Most Destructive WildFire & Black Swan vs TrendSubmitted by DeDora Capital on October 20th, 2017
by Will Becker, AWMA/AIF
October brought the most destructive wildfire in California history in terms of Structures (5,700) and Deaths (40). Thankfully our team, homes, and office are ok. Many clients and friends have lost much more; houses and businesses burned, families displaced, or significant injuries. Here are a couple ways to support relief in the region: Napa Valley Community Disaster Relief Fund & Redwood Credit Union's North Bay Fire Relief Fund (includes Sonoma, Napa, Mendocino, and Lake Counties). This is on top of a rough Hurricane season that affected (and continues to affect) so many people.
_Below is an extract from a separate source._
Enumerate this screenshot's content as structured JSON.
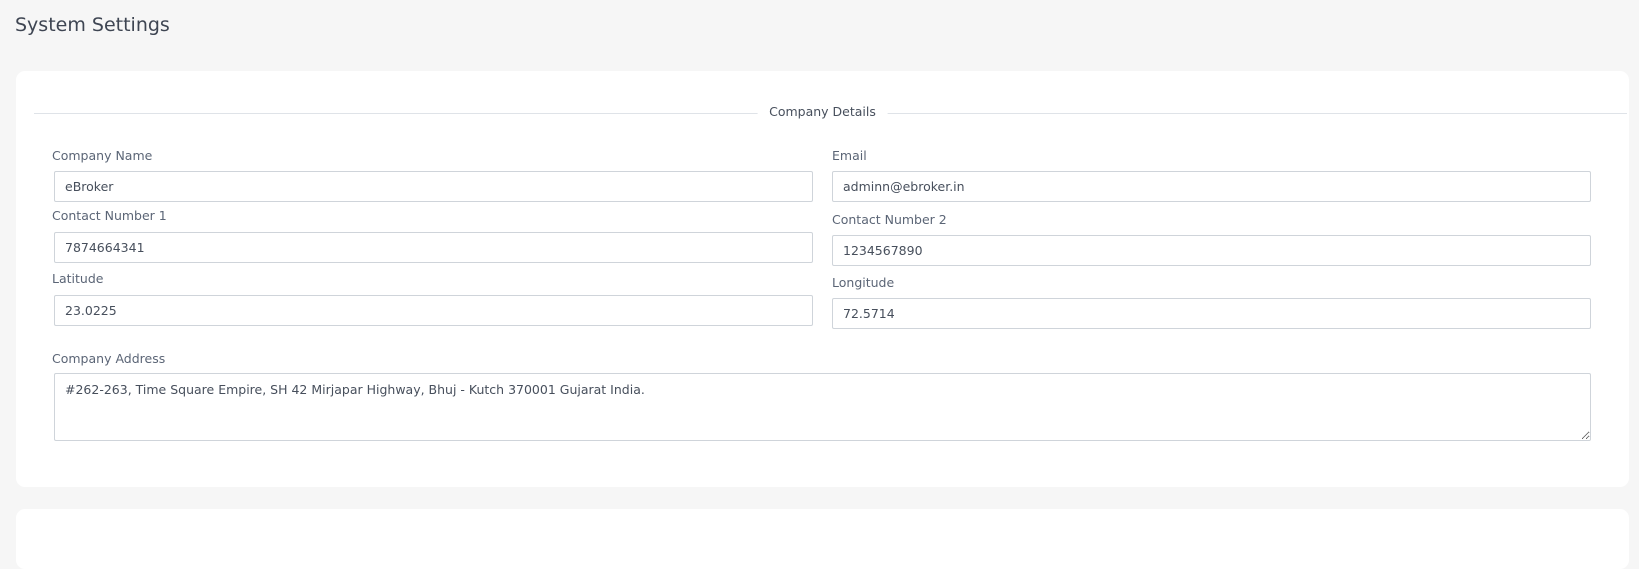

We have been on the phone with a number of affected clients during the past week, and just want to make sure that everyone knows that you can call us for anything that has to do with a dollar sign; especially for helping to sort out what to do after enormous property damage. We have two Certified Financial Planner (CFP) professionals on our team to help sort out these kinds of financial situations!
Black swan events are rare, extreme, and in retrospect seem like they could have been anticipated. For example, Black Swan events range from the Chernobyl nuclear disaster, to the 2008 Financial Collapse, to the assassination of Franz Ferdinand that prompted World War I. Trend, on the other hand, is the general direction over a period of time.
Are Hurricanes Harvey & Irma Black Swans or Trends? What about the 2017 North Bay fires? These events are extreme, and when taken with a narrow enough window of time, are rare. But when we expand the timeline from years to decades, these sorts of disasters seem at least recurrent. For example, here is a chart showing Category 5 Atlantic hurricanes from 1851-2014. Lots of them. Plus there were six years that more than one Category 5 Hurricane formed. So while Hurricanes such as Katrina ($108b) and Sandy ($75b) are outliers in terms of the Billions of Dollars in damage, there is also a Trend of damaging Hurricanes that now includes the 2017 Hurricanes Harvey, Irma, Maria, and Ophelia.
What about the wildfires? Just looking at Lake County, there was the devastating Valley fire in 2015, the Clayton fire in 2016, and now the 2017 North Bay fires. Looking at these fires, high winds are a recurring issue. The 2015 Valley Fire had wind speeds at 60 mph, and a weather station in Santa Rosa registered wind gusts at 41 mph. According to ClimateDesk, the trend indicates a fire season in the Western US that is getting longer and the fires are getting bigger.
Bringing this back to Investing, we continue to see a Trend of strong earnings. That said, FactSet reports "nearly half of S&P 500 companies citing negative impact from hurricanes in Q3 Earnings calls." Where earnings are weak, Hurricanes are the number one culprit! Nonetheless, higher than average percentage of Companies are beating their Earnings estimates. This has pushed the Dow Jones above 23,000 for the first time.
Be safe, and be well.
Disclosure: This commentary on this website reflects the personal opinions, viewpoints and analyses of the DeDora Capital, Inc. employees providing such comments, and should not be regarded as a description of advisory services provided by DeDora Capital, Inc. or performance returns of any DeDora Capital, Inc. Investments client. The views reflected in the commentary are subject to change at any time without notice. Nothing on this website constitutes investment advice, performance data or any recommendation that any particular security, portfolio of securities, transaction or investment strategy is suitable for any specific person. Any mention of a particular security and related performance data is not a recommendation to buy or sell that security. DeDora Capital, Inc. manages its clients’ accounts using a variety of investment techniques and strategies, which are not necessarily discussed in the commentary. Investments in securities involve the risk of loss. Past performance is no guarantee of future results.